This area gets it name from the sandstone rock formations that define the landscape; poking up from the earth and into the sky, these “multi-colored” needles feel otherworldly, and gives hikers the sense that they have wandered onto a whole other planet. That’s just one reason the Needles District is one of Utah’s most premiere backpacking areas.
Chesler Park Loop: Premiere Canyonlands Backpacking
First things first. If you want to camp in Chesler Park, you’re going to need a permit. There are only 5 backcountry campsites and the competition to land one is fierce. You can reserve backcountry permits 4 months out, so plan ahead to secure yours early .
Second, remember that this is a desert area with no reliable water source. You must carry in all your water. Make sure you bring enough for hydrating and cooking. Because of the heat and lack of good water, I don’t recommend doing this trip in the summer. Spring and Fall are best, as night can get brutally cold during the winter. It will often drop below freezing even in the shoulder seasons.
Day 1: Exploring
The hike described here isn’t the only route you have for exploring this part of Canyonlands, but we think it’s the best way to get the most out of the surreal surroundings.
Starting at the Elephant Hill trailhead, it’s only 3.5 to 4 miles to the campsite inside Chesler Park, depending on which one you reserved (Pro tip: we love #5). Drop your packs here, but don’t dally around and kick to kick up your boots: there’s still plenty of exploring to do!
Head towards the Joint Trail to wander through some tight spaces and towering walls sure to thrill even the most seasoned hiker.
About a mile from the campsite, you’ll find a staircase carved of stone that’ll lead you down into a small crack in the rock. The cracks in the sandstone were called a “joints” back in the day, and the name stuck. This is a “must see” and should be included on everyone’s itinerary.
Next, after you exit “The Joint,”you’ll continue down to a jeep trail for 0.7 miles before connecting back to the loop to Chelser Park. Then, hike 2 more miles and you’ll arrive back to the campsites.
Explore around camp a bit, and you’ll find the remains of old cowboy camps. These lucky souls used to run cattle through the area from the 1890s-1960s…I can only imagine how cool it must’ve been to cowboy in Chesler Park back then.
Make sure you’re back at camp in time for sunset! Watching the hues change on the majestic rock formations is one of the great joys of camping in southern Utah. It’s as if the Earth was a glowing red and orange chameleon – and is changing colors right in front of your eyes!

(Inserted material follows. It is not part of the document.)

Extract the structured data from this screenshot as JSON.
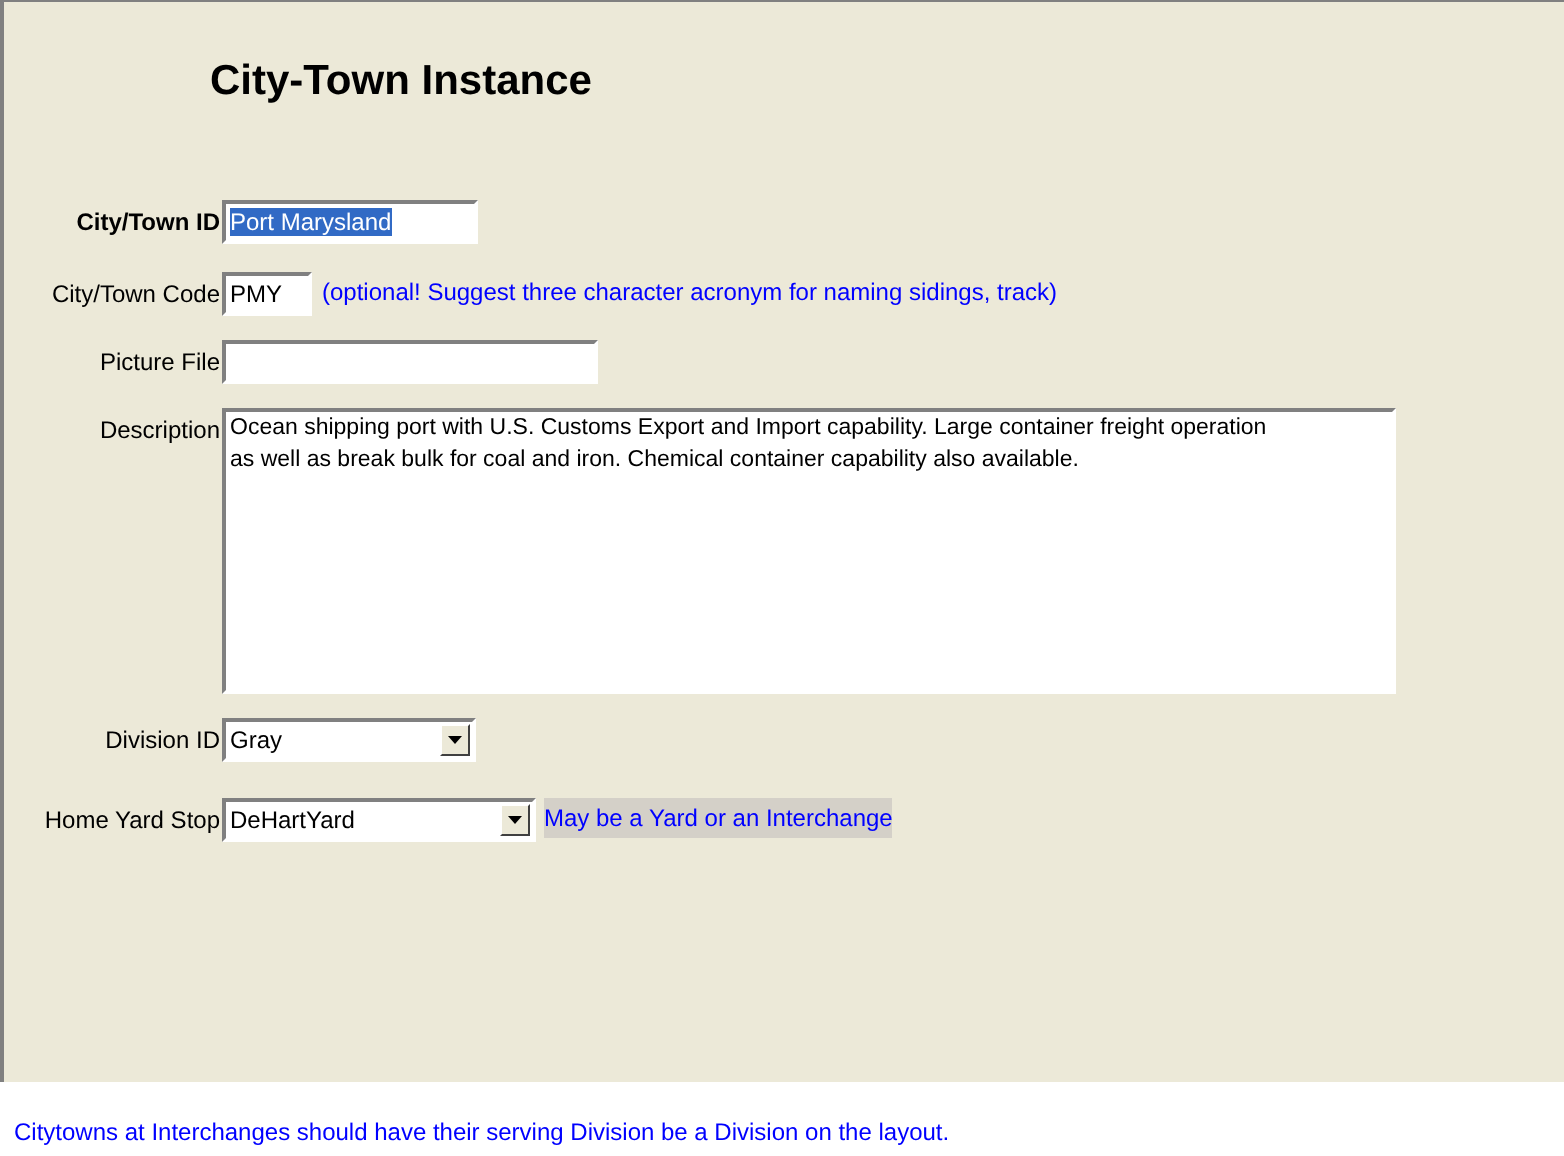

Watching nature’s magic doesn’t end with sunset If you’re a stargazer, this part of the country is your Utopia. You might want to consider booking your trip around a new moon; without any moonlight or manmade light to pollute the area, the Milky Way can be seen in all its natural splendor. . And we’ve never seen so many shooting stars in our lives.

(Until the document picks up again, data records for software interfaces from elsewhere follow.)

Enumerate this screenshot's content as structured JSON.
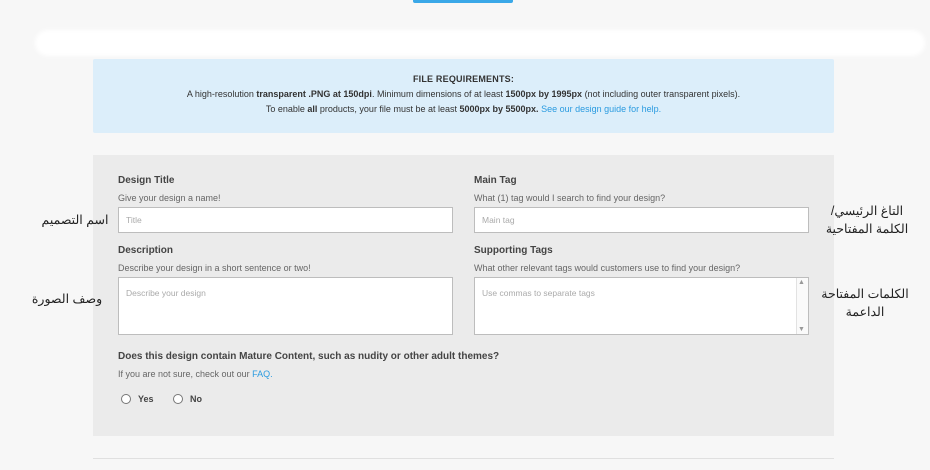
{
  "requirements": {
    "title": "FILE REQUIREMENTS:",
    "line1_a": "A high-resolution ",
    "line1_b": "transparent .PNG at 150dpi",
    "line1_c": ". Minimum dimensions of at least ",
    "line1_d": "1500px by 1995px",
    "line1_e": " (not including outer transparent pixels).",
    "line2_a": "To enable ",
    "line2_b": "all",
    "line2_c": " products, your file must be at least ",
    "line2_d": "5000px by 5500px.",
    "line2_link": "See our design guide for help."
  },
  "form": {
    "design_title": {
      "label": "Design Title",
      "hint": "Give your design a name!",
      "placeholder": "Title"
    },
    "main_tag": {
      "label": "Main Tag",
      "hint": "What (1) tag would I search to find your design?",
      "placeholder": "Main tag"
    },
    "description": {
      "label": "Description",
      "hint": "Describe your design in a short sentence or two!",
      "placeholder": "Describe your design"
    },
    "supporting_tags": {
      "label": "Supporting Tags",
      "hint": "What other relevant tags would customers use to find your design?",
      "placeholder": "Use commas to separate tags"
    },
    "mature": {
      "question": "Does this design contain Mature Content, such as nudity or other adult themes?",
      "hint": "If you are not sure, check out our ",
      "faq": "FAQ.",
      "yes": "Yes",
      "no": "No"
    }
  },
  "annotations": {
    "design_title_ar": "اسم التصميم",
    "main_tag_ar_1": "التاغ الرئيسي/",
    "main_tag_ar_2": "الكلمة المفتاحية",
    "description_ar": "وصف الصورة",
    "supporting_tags_ar_1": "الكلمات المفتاحة",
    "supporting_tags_ar_2": "الداعمة"
  },
  "icons": {
    "scroll_up": "triangle-up-icon",
    "scroll_down": "triangle-down-icon"
  },
  "colors": {
    "accent": "#2a9be0",
    "info_bg": "#dceefa",
    "form_bg": "#ebebeb"
  }
}
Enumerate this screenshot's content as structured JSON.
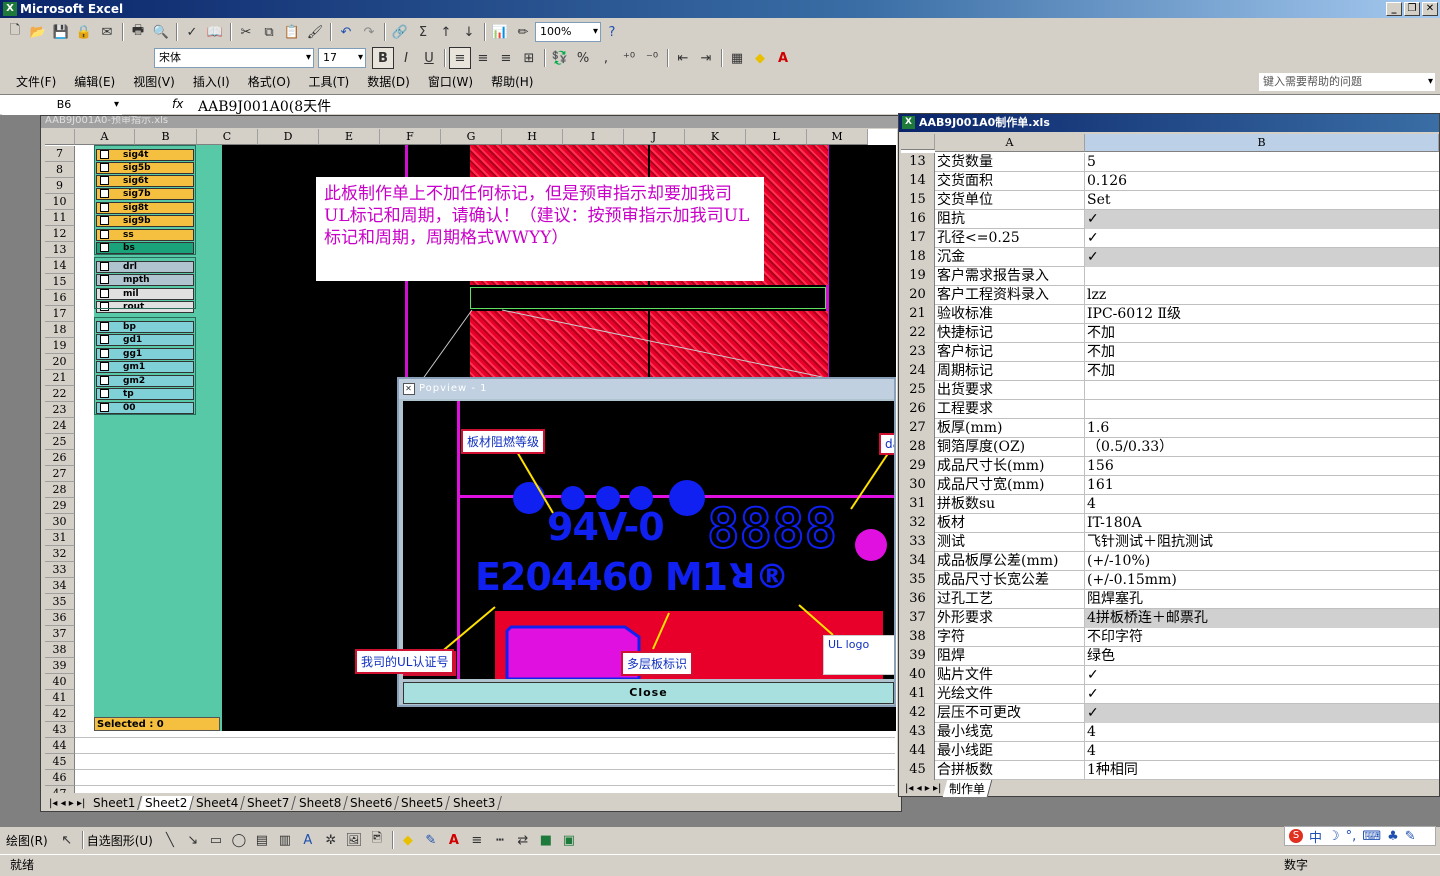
{
  "app": {
    "title": "Microsoft Excel",
    "icon": "excel-icon"
  },
  "menu": [
    "文件(F)",
    "编辑(E)",
    "视图(V)",
    "插入(I)",
    "格式(O)",
    "工具(T)",
    "数据(D)",
    "窗口(W)",
    "帮助(H)"
  ],
  "help_box": "键入需要帮助的问题",
  "toolbar": {
    "zoom": "100%",
    "font": "宋体",
    "size": "17",
    "bold": "B",
    "italic": "I",
    "underline": "U",
    "percent": "%",
    "comma": ",",
    "sigma": "Σ"
  },
  "formula": {
    "name_box": "B6",
    "fx": "fx",
    "value": "AAB9J001A0(8天件"
  },
  "left_window": {
    "title": "AAB9J001A0-预审指示.xls",
    "columns": [
      "A",
      "B",
      "C",
      "D",
      "E",
      "F",
      "G",
      "H",
      "I",
      "J",
      "K",
      "L",
      "M"
    ],
    "rows": [
      "7",
      "8",
      "9",
      "10",
      "11",
      "12",
      "13",
      "14",
      "15",
      "16",
      "17",
      "18",
      "19",
      "20",
      "21",
      "22",
      "23",
      "24",
      "25",
      "26",
      "27",
      "28",
      "29",
      "30",
      "31",
      "32",
      "33",
      "34",
      "35",
      "36",
      "37",
      "38",
      "39",
      "40",
      "41",
      "42",
      "43",
      "44",
      "45",
      "46",
      "47"
    ],
    "layers": [
      {
        "name": "sig4t",
        "color": "#f5c040"
      },
      {
        "name": "sig5b",
        "color": "#f5c040"
      },
      {
        "name": "sig6t",
        "color": "#f5c040"
      },
      {
        "name": "sig7b",
        "color": "#f5c040"
      },
      {
        "name": "sig8t",
        "color": "#f5c040"
      },
      {
        "name": "sig9b",
        "color": "#f5c040"
      },
      {
        "name": "ss",
        "color": "#f5c040"
      },
      {
        "name": "bs",
        "color": "#1aa37a"
      },
      {
        "name": "drl",
        "color": "#b0c4d0"
      },
      {
        "name": "mpth",
        "color": "#b0c4d0"
      },
      {
        "name": "mil",
        "color": "#e0e0e0"
      },
      {
        "name": "rout",
        "color": "#e0e0e0"
      },
      {
        "name": "bp",
        "color": "#80d0d8"
      },
      {
        "name": "gd1",
        "color": "#80d0d8"
      },
      {
        "name": "gg1",
        "color": "#80d0d8"
      },
      {
        "name": "gm1",
        "color": "#80d0d8"
      },
      {
        "name": "gm2",
        "color": "#80d0d8"
      },
      {
        "name": "tp",
        "color": "#80d0d8"
      },
      {
        "name": "00",
        "color": "#80d0d8"
      }
    ],
    "selected": "Selected : 0",
    "note": "此板制作单上不加任何标记，但是预审指示却要加我司UL标记和周期，请确认！（建议：按预审指示加我司UL标记和周期，周期格式WWYY）",
    "sheets": [
      "Sheet1",
      "Sheet2",
      "Sheet4",
      "Sheet7",
      "Sheet8",
      "Sheet6",
      "Sheet5",
      "Sheet3"
    ]
  },
  "popview": {
    "title": "Popview - 1",
    "marking_94v": "94V-0",
    "marking_date": "8888",
    "marking_ul": "E204460 M1",
    "ul_symbol": "ꓤ®",
    "annotations": {
      "flame": "板材阻燃等级",
      "ul_no": "我司的UL认证号",
      "multilayer": "多层板标识",
      "ul_logo": "UL logo",
      "date": "dat"
    },
    "close": "Close"
  },
  "right_window": {
    "title": "AAB9J001A0制作单.xls",
    "columns": [
      "A",
      "B"
    ],
    "rows": [
      {
        "n": "13",
        "a": "交货数量",
        "b": "5"
      },
      {
        "n": "14",
        "a": "交货面积",
        "b": "0.126"
      },
      {
        "n": "15",
        "a": "交货单位",
        "b": "Set"
      },
      {
        "n": "16",
        "a": "阻抗",
        "b": "✓",
        "hl": true
      },
      {
        "n": "17",
        "a": "孔径<=0.25",
        "b": "✓"
      },
      {
        "n": "18",
        "a": "沉金",
        "b": "✓",
        "hl": true
      },
      {
        "n": "19",
        "a": "客户需求报告录入",
        "b": ""
      },
      {
        "n": "20",
        "a": "客户工程资料录入",
        "b": "lzz"
      },
      {
        "n": "21",
        "a": "验收标准",
        "b": "IPC-6012 Ⅱ级"
      },
      {
        "n": "22",
        "a": "快捷标记",
        "b": "不加"
      },
      {
        "n": "23",
        "a": "客户标记",
        "b": "不加"
      },
      {
        "n": "24",
        "a": "周期标记",
        "b": "不加"
      },
      {
        "n": "25",
        "a": "出货要求",
        "b": ""
      },
      {
        "n": "26",
        "a": "工程要求",
        "b": ""
      },
      {
        "n": "27",
        "a": "板厚(mm)",
        "b": "1.6"
      },
      {
        "n": "28",
        "a": "铜箔厚度(OZ)",
        "b": "（0.5/0.33）"
      },
      {
        "n": "29",
        "a": "成品尺寸长(mm)",
        "b": "156"
      },
      {
        "n": "30",
        "a": "成品尺寸宽(mm)",
        "b": "161"
      },
      {
        "n": "31",
        "a": "拼板数su",
        "b": "4"
      },
      {
        "n": "32",
        "a": "板材",
        "b": "IT-180A"
      },
      {
        "n": "33",
        "a": "测试",
        "b": "飞针测试＋阻抗测试"
      },
      {
        "n": "34",
        "a": "成品板厚公差(mm)",
        "b": "(+/-10%)"
      },
      {
        "n": "35",
        "a": "成品尺寸长宽公差",
        "b": "(+/-0.15mm)"
      },
      {
        "n": "36",
        "a": "过孔工艺",
        "b": "阻焊塞孔"
      },
      {
        "n": "37",
        "a": "外形要求",
        "b": "4拼板桥连＋邮票孔",
        "hl": true
      },
      {
        "n": "38",
        "a": "字符",
        "b": "不印字符"
      },
      {
        "n": "39",
        "a": "阻焊",
        "b": "绿色"
      },
      {
        "n": "40",
        "a": "贴片文件",
        "b": "✓"
      },
      {
        "n": "41",
        "a": "光绘文件",
        "b": "✓"
      },
      {
        "n": "42",
        "a": "层压不可更改",
        "b": "✓",
        "hl": true
      },
      {
        "n": "43",
        "a": "最小线宽",
        "b": "4"
      },
      {
        "n": "44",
        "a": "最小线距",
        "b": "4"
      },
      {
        "n": "45",
        "a": "合拼板数",
        "b": "1种相同"
      }
    ],
    "sheet_tab": "制作单"
  },
  "drawing": {
    "draw": "绘图(R)",
    "autoshape": "自选图形(U)"
  },
  "status": {
    "ready": "就绪",
    "num": "数字"
  },
  "ime": [
    "S",
    "中",
    "☽",
    "°,",
    "⌨",
    "♣",
    "✎"
  ]
}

Day 2: Sunrise In Utah
The only thing that might be better than the sunsets in desert country are the sunrises. Few things in life are more enjoyable than enjoying a cup of coffee in the backcountry as the desert landscape comes into stunning color.
After breaking camp, you’ll head into Elephant Canyon where you can see an Anasazi Indian ruin. Seeing these ancient ruins undisturbed in the backcountry is a real treat. Maybe even more satisfying than seeing the old cowboy camps.
At the bottom of Elephant Canyon you have a choice to make. You can drop your pack and make the 4 mile roundtrip to see Druid Arch. Or, you can head back to the trailhead where the cooler full of beer is waiting.
We’ll give you a hint: GO SEE DRUID ARCH!
Of all the arches we’ve seen over the years, this might be the most impressive one of all. It’s giant. It’s beautiful. And t reminds many people of Stonehenge, Which is why they call it Druid Arch. Enjoy it.
After you get back to your pack it’s roughly 3.5 miles back to the trailhead where those beers are waiting. Kick back and enjoy. This has been just a sampling of all Canyonlands has to offer.